E: I think this is the last record on the album! We made it!
P: Yo, yo, what time is it
E: 1988 was so great ...
It's a great fadeout:
E: Cause we in there
and we're outta here
I don't even know what "outta here like gladiators" means, and I don't care. And, of course, despite yelling "I think this is the last record on the album", it's not. Three tracks left to go ...
8. GET OFF THE BANDWAGON
Many EPMD songs express a single theme: "stop biting my rhymes". Apparently, getting your rhymes bitten (stolen by other rappers) was a major hazard back in the 80's, and that's why this song exists. It's not the most inspired cut on the album, and even E seems confused at times:
While my volume was swaying, you were saying
"Who was that brother?" while the record was playing
I felt kinda happy like an ego trip
I had to lounge cause my image is hip
Or maybe he's just trying to come up with rhymes that nobody else can bite.
9. DJ LA BOSS
This is the obligatory "scratch song" that used to appear on all hiphop albums, in which they all tried to prove they could rock a party like Eric B on "Eric B. Is President". DJ La Boss was EPMD's original D.J., and this track is all him. Scratching solos don't always translate well to albums, so it's good that hiphop albums stopped including tracks like this ... hmm, right around the time this album came out.

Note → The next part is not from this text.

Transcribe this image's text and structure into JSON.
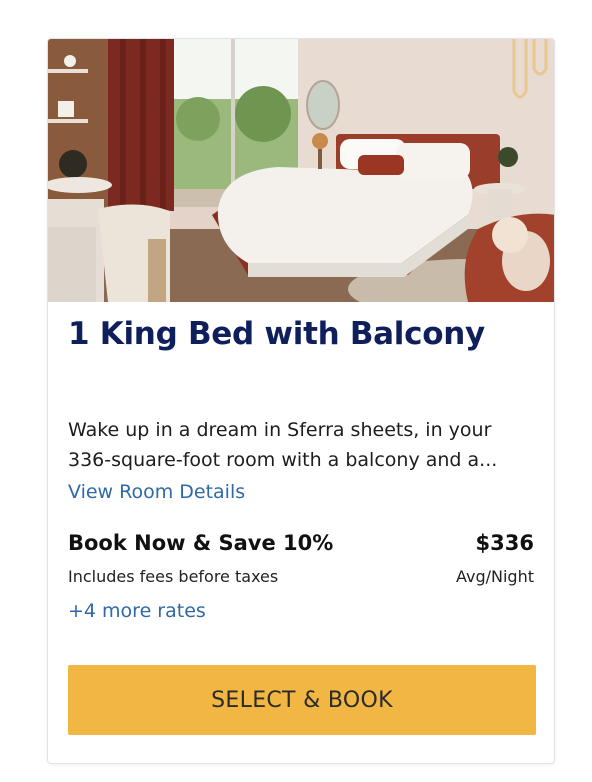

This is probably the second best track on the album. It opens with a dialogue bit: Erick is refusing to take the album up to their producers, even though the recording is done, because, he says, "I gotta dis this girl". We then hear the long, sad saga of Jane, a fine woman with a haircut "like Anita Baker" who ended a night of wild love with a note telling Erick he had to be "better, bigger, stronger and much faster", to which P replies:
P: And you don't quit,
EPMD rock on with the funky shit!
And that's as far as they go with the sad story, since it's just another excuse to rhyme. In the world of EPMD, the only things that matter are the beats and the rhymes, and the never-ending struggle for respect in the land of the biters. Jane is a great choice for the closer on Strictly Business because it captures the combination of joy and humor and defiance that has made EPMD resonate with listeners like me for two decades.
Strictly Business is EPMD's first and best album. Erick Sermon and Parrish Smith grew up together in Brentwood, Long Island, a fairly run-down suburban neighborhood about three miles from where I grew up (in the neighboring town of Hauppauge). E and P both mention Long Island frequently on this album, and they also name-check institutions like New York Tech, where P went to college. One of the most beloved rap groups of all time, EPMD kept their style fresh by never changing it much, always choosing great funky guitar beats to rhyme over, and avoiding the urge to act overly "hard core" in the gangsta era. The duo has broken up several times, sometimes bitterly, and their solo works include Erick Sermon's excellent Chilltown, which tells us:
I sound like me
You sound like Jay-Z
They also reunite occasionally, and this article was probably prompted by the fact that I am going to see them at B. B. King's on 42nd Street in Manhattan on October 14. I'm definitely psyched, and I'll be sure to file a report.